Summary (from goodreads.com)
The eldest daughter is often doomed in fairy tales. But Bella—Isabella Beauchamps, daughter of a wealthy merchant—vows to escape the usual pitfalls.
Anxious to avoid the traditional path, Bella dons a red cloak and ventures into the forbidden forest to consult with “Granny,” the local wisewoman. But on the way home she’s attacked by a wolf—who turns out to be a cursed nobleman. Secluded in his castle, Bella is torn between her family and this strange man who creates marvelous inventions and makes her laugh—when he isn’t howling at the moon.
Bella knows all too well that breaking spells is never easy. But a determined beauty, a wizard (after all, he’s only an occasional werewolf) and a little Godmotherly interference might just be able to bring about a happy ending.
The Feathery Revenge
Review: Light, fast story that works well as a standalone.
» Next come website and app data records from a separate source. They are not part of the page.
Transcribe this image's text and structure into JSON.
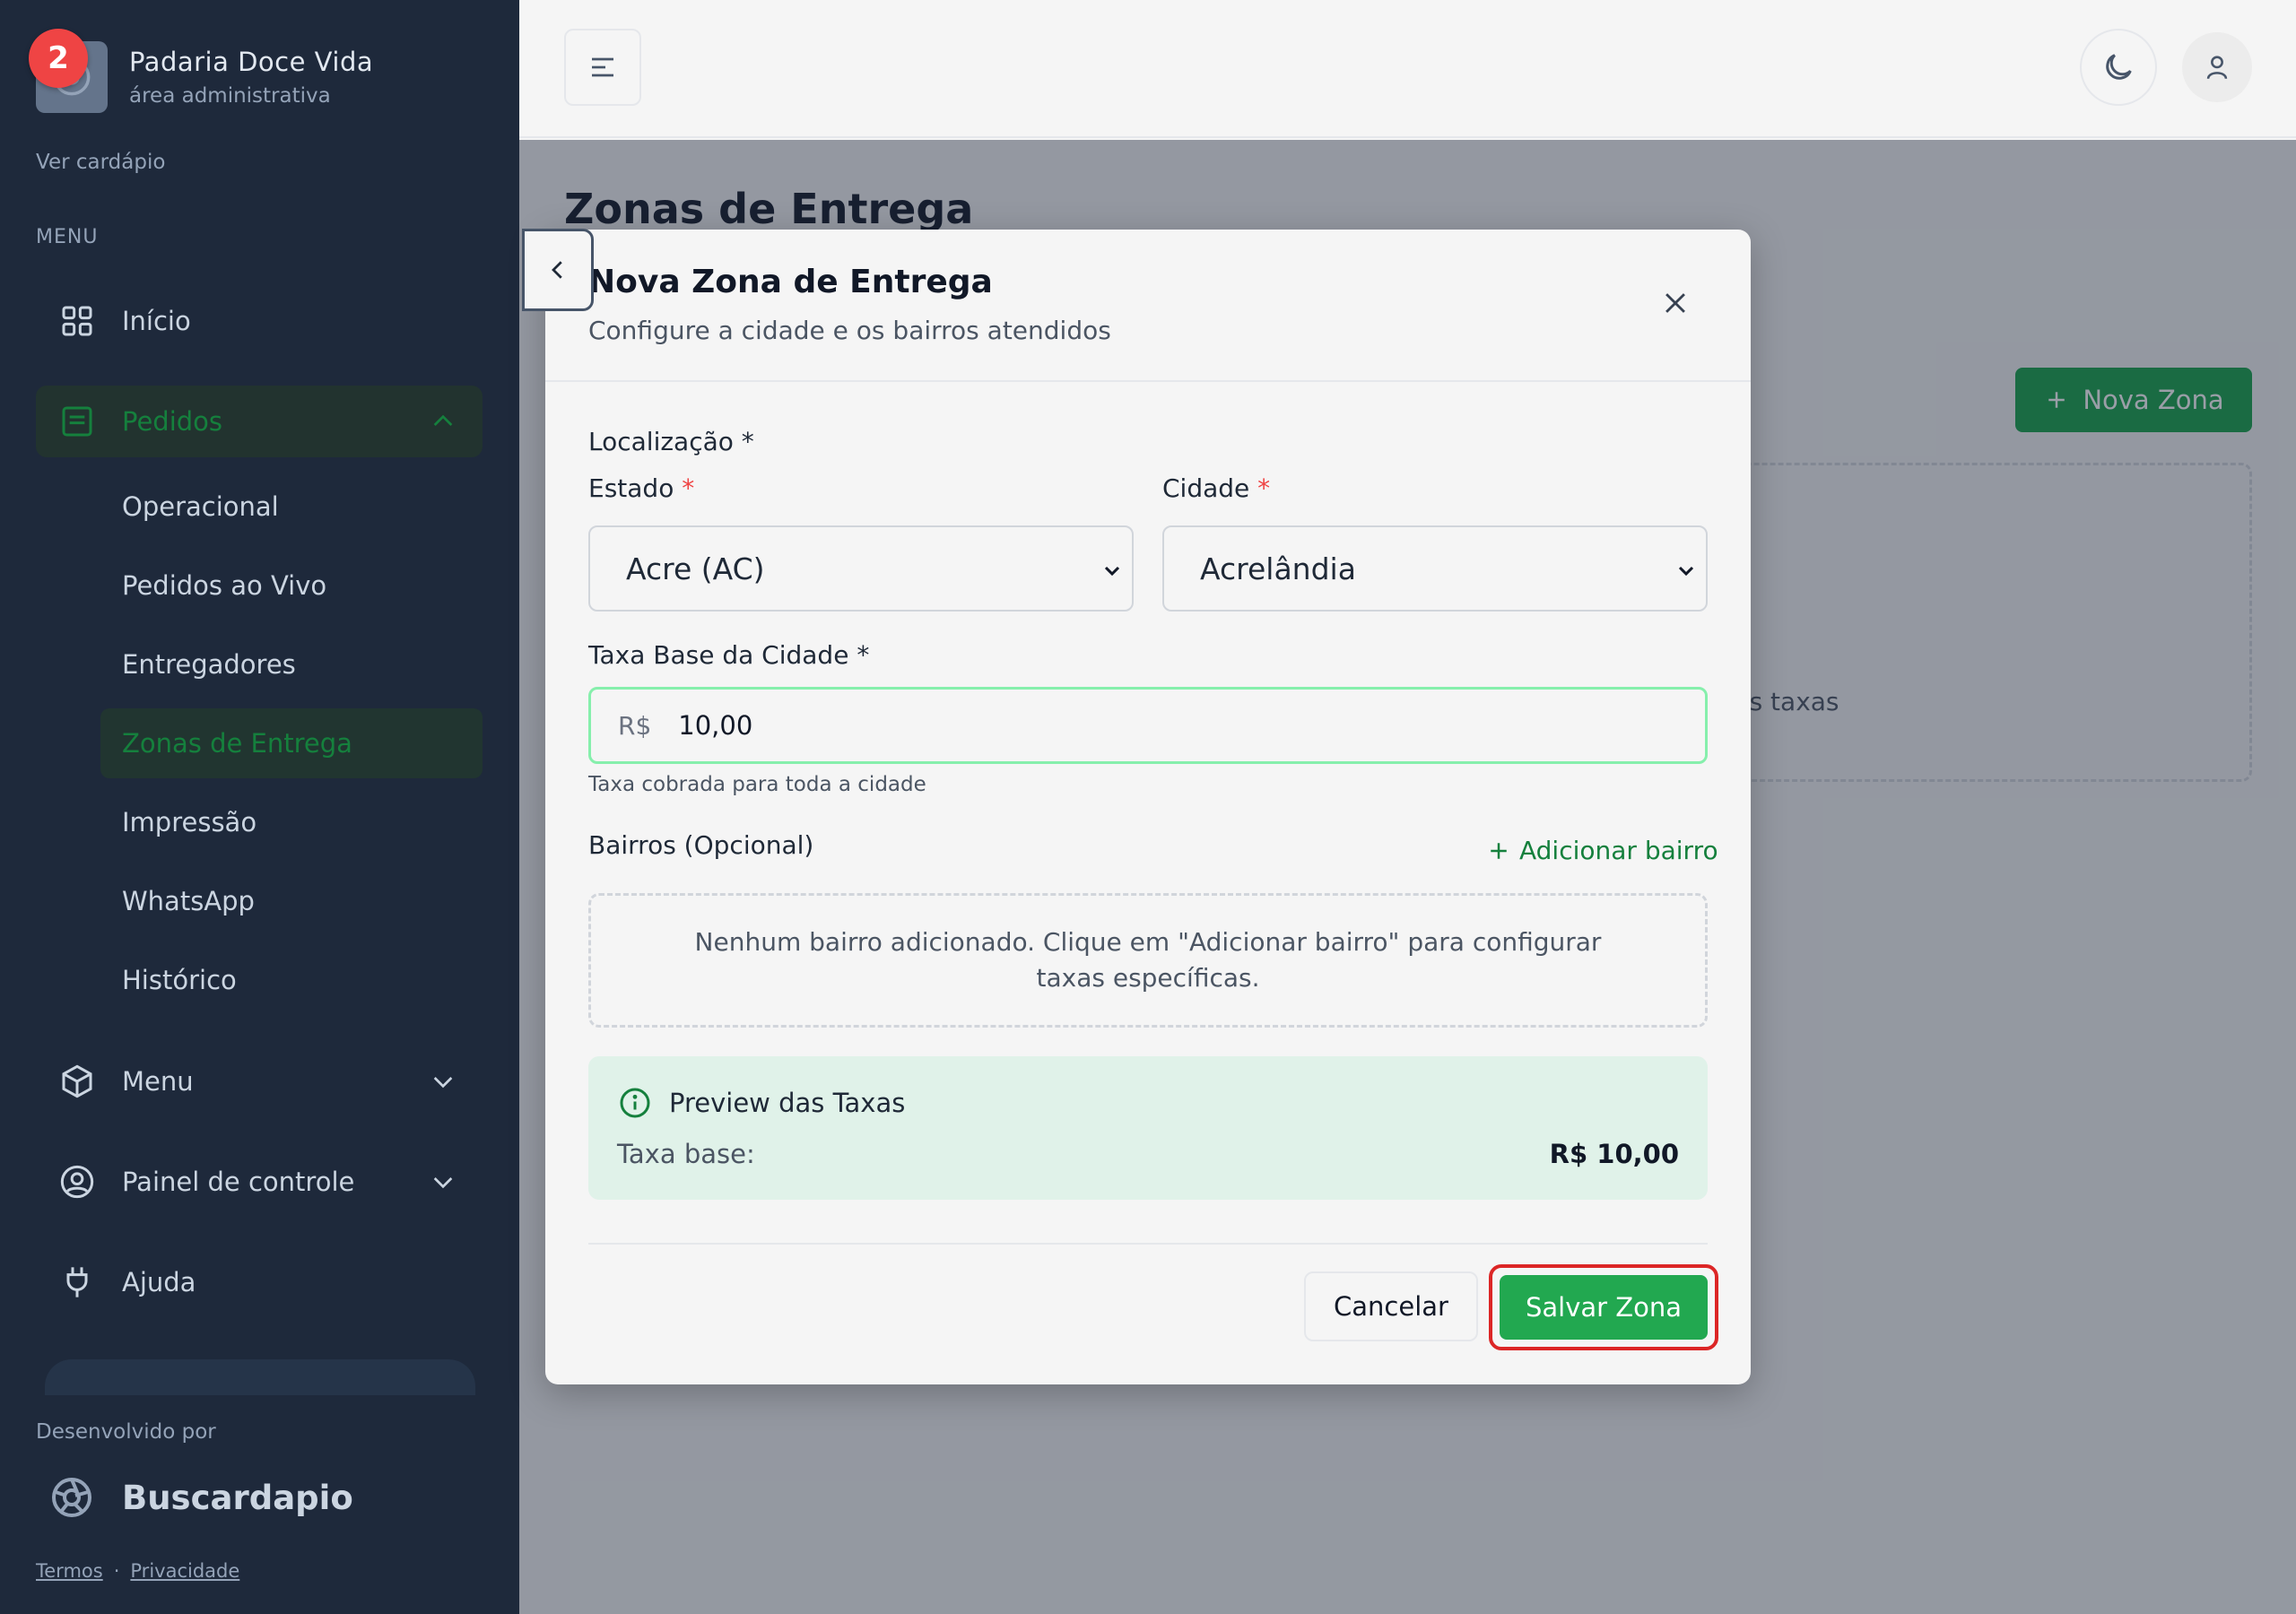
{
  "sidebar": {
    "brand_name": "Padaria Doce Vida",
    "brand_subtitle": "área administrativa",
    "notification_count": "2",
    "view_menu_link": "Ver cardápio",
    "menu_heading": "MENU",
    "items": {
      "inicio": "Início",
      "pedidos": "Pedidos",
      "menu": "Menu",
      "painel": "Painel de controle",
      "ajuda": "Ajuda"
    },
    "pedidos_sub": {
      "operacional": "Operacional",
      "ao_vivo": "Pedidos ao Vivo",
      "entregadores": "Entregadores",
      "zonas": "Zonas de Entrega",
      "impressao": "Impressão",
      "whatsapp": "WhatsApp",
      "historico": "Histórico"
    },
    "developed_by": "Desenvolvido por",
    "developer_name": "Buscardapio",
    "terms_link": "Termos",
    "separator": "·",
    "privacy_link": "Privacidade"
  },
  "main": {
    "page_title": "Zonas de Entrega",
    "new_zone_button": "Nova Zona",
    "empty_text_fragment": "r as taxas"
  },
  "modal": {
    "title": "Nova Zona de Entrega",
    "subtitle": "Configure a cidade e os bairros atendidos",
    "location_label": "Localização *",
    "state_label": "Estado",
    "state_value": "Acre (AC)",
    "city_label": "Cidade",
    "city_value": "Acrelândia",
    "required_mark": "*",
    "base_fee_label": "Taxa Base da Cidade *",
    "currency_prefix": "R$",
    "base_fee_value": "10,00",
    "base_fee_hint": "Taxa cobrada para toda a cidade",
    "neighborhoods_label": "Bairros (Opcional)",
    "add_neighborhood": "Adicionar bairro",
    "neighborhoods_empty": "Nenhum bairro adicionado. Clique em \"Adicionar bairro\" para configurar taxas específicas.",
    "preview_title": "Preview das Taxas",
    "preview_base_label": "Taxa base:",
    "preview_base_value": "R$ 10,00",
    "cancel_button": "Cancelar",
    "save_button": "Salvar Zona"
  },
  "colors": {
    "sidebar_bg": "#1e293b",
    "accent_green": "#16a34a",
    "badge_red": "#ef4444",
    "highlight_ring": "#dc2626"
  }
}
I haven’t read the rest of the series but minus some repeated mentions to the past ruthlessness of Godmother Elena and the King this wasn’t a problem at all.
A modern heroine, Bella knows herself and refuses to be cowed or bullied. Filled with determination and passion, she must find her agency in worlds – magical and social – that don’t easily allow it. Lackey cleverly and refreshingly plays with fairy tale tropes and puts her own spin on the “Beauty and Beast” mythos and world building.
Given the title, it is pretty clear who Bella will end up with; but the story and Tradition do a great job of tweaking the expected romance on the nose and keeping the less hyper-detailed readers guessing. Surprisingly the story kept me waffling on who the villain of the piece was until the last 30 pages or so.
Recommended for: fans of fairy tales, butt-kicking heroines, fast & frothy reads
Quiet Like a Ninja
Review: I dug that this was a blend of Little Red Riding Hood and Beauty and the Beast. Bella stays strong despite the obstacles thrown in her path, but without sacrificing the sense that she is a real person. Her reactions to being torn from her family are realistic. As is her need to stay busy to distract herself. I really liked these small character touches. Also, the discussion of how the Tradition can force a step-mother to become wicked and how Bella’s own actions undermined her step-mother and contributed to her becoming wicked-ish really appealed to me. There isn’t a clear black-and-white bad guy in that dynamic. Otherwise the love story fell flat. Werewolf Sebastian is given very little page count to begin with and he never develops into a whole person. I wanted to know more about what made him tick. You could have left out the love plot and I would have been happier. The story has great bones, but parts of it felt under developed.
The Royal We
Review: I’d been getting bummed out by all the terrible contemporary romances I was reading in the quest to find something similar to Crusie. Beauty and the Beast retellings are pretty much my favorite things ever, so I decided to give this a go on a very boring weekend evening and read it all in one sitting. I love the way the Five Hundred Kingdoms series plays with fairy tale tropes and I adored the beta male werewolf nerd. The only downsides were the fairly obvious baddie and the fact that I’d really been hoping for a slightly racier romance element. Overall, however, it’s a totally charming light fantasy novel. I went back to read the rest of the books in the series and they were equally delightful. Recommended!
Combined Rating: 3.33